| WORK REQUEST |
Restate every line of the material that follows, word for word.

| LISTED ENTRIES |
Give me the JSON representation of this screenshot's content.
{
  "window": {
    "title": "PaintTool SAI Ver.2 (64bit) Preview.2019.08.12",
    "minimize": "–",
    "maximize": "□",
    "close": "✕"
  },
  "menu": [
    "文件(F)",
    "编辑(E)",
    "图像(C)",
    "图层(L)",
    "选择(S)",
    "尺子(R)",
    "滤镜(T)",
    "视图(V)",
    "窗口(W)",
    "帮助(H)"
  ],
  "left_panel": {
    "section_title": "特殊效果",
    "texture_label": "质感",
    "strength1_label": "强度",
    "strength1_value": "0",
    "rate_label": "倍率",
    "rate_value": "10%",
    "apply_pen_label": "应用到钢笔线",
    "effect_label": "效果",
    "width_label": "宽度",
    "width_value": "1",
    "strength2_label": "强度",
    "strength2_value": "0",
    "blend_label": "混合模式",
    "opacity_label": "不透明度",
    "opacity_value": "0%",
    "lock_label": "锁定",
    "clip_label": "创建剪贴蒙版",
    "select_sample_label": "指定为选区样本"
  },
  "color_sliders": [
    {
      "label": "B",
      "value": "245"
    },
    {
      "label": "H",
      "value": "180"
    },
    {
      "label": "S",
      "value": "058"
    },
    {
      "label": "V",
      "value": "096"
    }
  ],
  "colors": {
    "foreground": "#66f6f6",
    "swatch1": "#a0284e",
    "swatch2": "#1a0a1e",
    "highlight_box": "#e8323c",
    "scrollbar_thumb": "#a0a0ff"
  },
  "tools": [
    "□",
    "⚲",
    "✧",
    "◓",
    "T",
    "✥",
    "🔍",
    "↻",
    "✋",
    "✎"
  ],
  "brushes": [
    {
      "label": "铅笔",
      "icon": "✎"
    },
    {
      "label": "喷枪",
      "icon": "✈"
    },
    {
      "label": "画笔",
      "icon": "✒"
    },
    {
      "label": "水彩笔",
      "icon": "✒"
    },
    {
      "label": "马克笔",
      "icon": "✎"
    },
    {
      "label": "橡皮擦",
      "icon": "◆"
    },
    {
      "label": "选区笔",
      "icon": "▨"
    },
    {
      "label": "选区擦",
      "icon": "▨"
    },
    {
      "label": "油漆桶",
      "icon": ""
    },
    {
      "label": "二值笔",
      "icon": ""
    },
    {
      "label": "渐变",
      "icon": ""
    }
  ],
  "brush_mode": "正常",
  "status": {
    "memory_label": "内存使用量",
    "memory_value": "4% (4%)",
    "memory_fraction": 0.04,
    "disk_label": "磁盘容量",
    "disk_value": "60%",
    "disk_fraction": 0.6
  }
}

| RESULT OF THIS EXERCISE |
Give me the JSON representation of this screenshot's content.
{
  "window": {
    "title": "PaintTool SAI Ver.2 (64bit) Preview.2019.08.12",
    "minimize": "–",
    "maximize": "□",
    "close": "✕"
  },
  "menu": [
    "文件(F)",
    "编辑(E)",
    "图像(C)",
    "图层(L)",
    "选择(S)",
    "尺子(R)",
    "滤镜(T)",
    "视图(V)",
    "窗口(W)",
    "帮助(H)"
  ],
  "left_panel": {
    "section_title": "特殊效果",
    "texture_label": "质感",
    "strength1_label": "强度",
    "strength1_value": "0",
    "rate_label": "倍率",
    "rate_value": "10%",
    "apply_pen_label": "应用到钢笔线",
    "effect_label": "效果",
    "width_label": "宽度",
    "width_value": "1",
    "strength2_label": "强度",
    "strength2_value": "0",
    "blend_label": "混合模式",
    "opacity_label": "不透明度",
    "opacity_value": "0%",
    "lock_label": "锁定",
    "clip_label": "创建剪贴蒙版",
    "select_sample_label": "指定为选区样本"
  },
  "color_sliders": [
    {
      "label": "B",
      "value": "245"
    },
    {
      "label": "H",
      "value": "180"
    },
    {
      "label": "S",
      "value": "058"
    },
    {
      "label": "V",
      "value": "096"
    }
  ],
  "colors": {
    "foreground": "#66f6f6",
    "swatch1": "#a0284e",
    "swatch2": "#1a0a1e",
    "highlight_box": "#e8323c",
    "scrollbar_thumb": "#a0a0ff"
  },
  "tools": [
    "□",
    "⚲",
    "✧",
    "◓",
    "T",
    "✥",
    "🔍",
    "↻",
    "✋",
    "✎"
  ],
  "brushes": [
    {
      "label": "铅笔",
      "icon": "✎"
    },
    {
      "label": "喷枪",
      "icon": "✈"
    },
    {
      "label": "画笔",
      "icon": "✒"
    },
    {
      "label": "水彩笔",
      "icon": "✒"
    },
    {
      "label": "马克笔",
      "icon": "✎"
    },
    {
      "label": "橡皮擦",
      "icon": "◆"
    },
    {
      "label": "选区笔",
      "icon": "▨"
    },
    {
      "label": "选区擦",
      "icon": "▨"
    },
    {
      "label": "油漆桶",
      "icon": ""
    },
    {
      "label": "二值笔",
      "icon": ""
    },
    {
      "label": "渐变",
      "icon": ""
    }
  ],
  "brush_mode": "正常",
  "status": {
    "memory_label": "内存使用量",
    "memory_value": "4% (4%)",
    "memory_fraction": 0.04,
    "disk_label": "磁盘容量",
    "disk_value": "60%",
    "disk_fraction": 0.6
  }
}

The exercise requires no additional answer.